In recent years, renewable energy options have become much more efficient and feasible. This has led to a large adoption of these applications, an especially poignant point in the face of current environmental issues. However, just like all other power generation methods these applications require resistors.
In May 2019, the UK went two weeks without using any coal to generate electricity. This was the longest period of time that the UK has not burned coal since 1880. A large part of this success was put down to the increasing availability of renewable energy sources such as wind, solar and tidal energy.
Renewable technologies are reaching a level of maturity where they are heavily impacting many nations’ energy mixes. In fact, a few days prior to the coal-free period, solar energy accounted for 25% of energy generated.
With the recent news that E.ON UK plans to power more than 3.3 million customers with 100% renewable electricity as standard, it is clear that renewable energy is starting to take the main stage and the growth of the sector is set to continue. This is reaffirmed by public perception, as a YouGov survey found that more than three in five Britons currently on a standard electricity deal would switch to a renewable electricity supplier if the price was reasonable.

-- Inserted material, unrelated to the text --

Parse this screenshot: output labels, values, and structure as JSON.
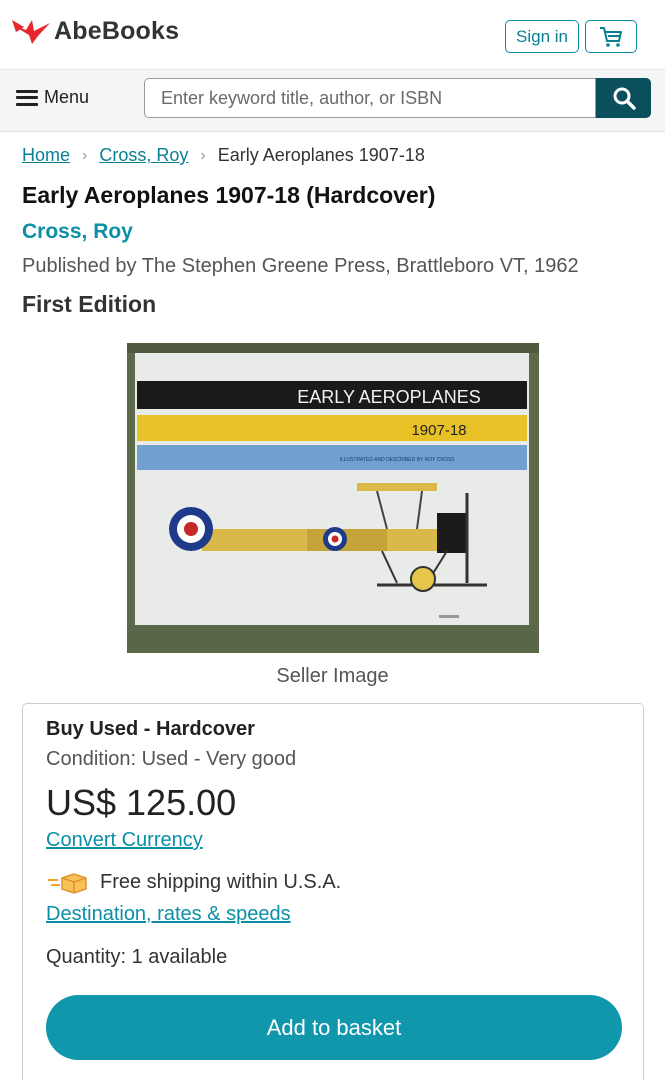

Although embracing renewables is great for the environment, it does face its own set of challenges. Each source of renewable energy is dependent on the environment around it, meaning that production can suddenly soar and require the system to be capable of dealing with a sudden influx of power.
For example, wind turbines are generally connected to the distribution network through step-up transformers. When these are energised, high inrush currents occur. These currents cause overvoltages on the distribution network, likely damaging equipment upstream.
Issues like these can be remedied by using technologies such as pre-insertion resistor (PIR) in the circuits. PIRs are a three-phase resistor, insulated for the full system voltage, typically 33kV and fitted with isolating devices as required.
PIRs have a high thermal mass allowing them to absorb energy from high inrushes while still being compact enough to fit efficiently in a transformer substation.
These problems also extend to solar power. For example, when installing new solar panels or disconnecting existing installations from the grid for maintenance, the panels continue generating electricity. As a result, discharging this excess energy must be prioritised to prevent damage occurring to the solar panel system. Resistors are crucial in safely dispersing this excess energy.
Dummy loads resistors transfer the excess energy into heat and release it into the environment to prevent the solar panel from overloading.
Once in operation many solar farms equip panels with small electric motors to maintain the cells at the optimum angle compared to the sun for the longest amount time, in order to maximise energy generation. As such, they require braking systems to ensure they are at the correct angle.
Renewable energy is becoming an increasingly important part of our energy mix. The growth in the efficiency of these technologies means that adopting renewables becoming more achievable than ever. As these technologies develop, so too will the resistors that integrate into the current power network.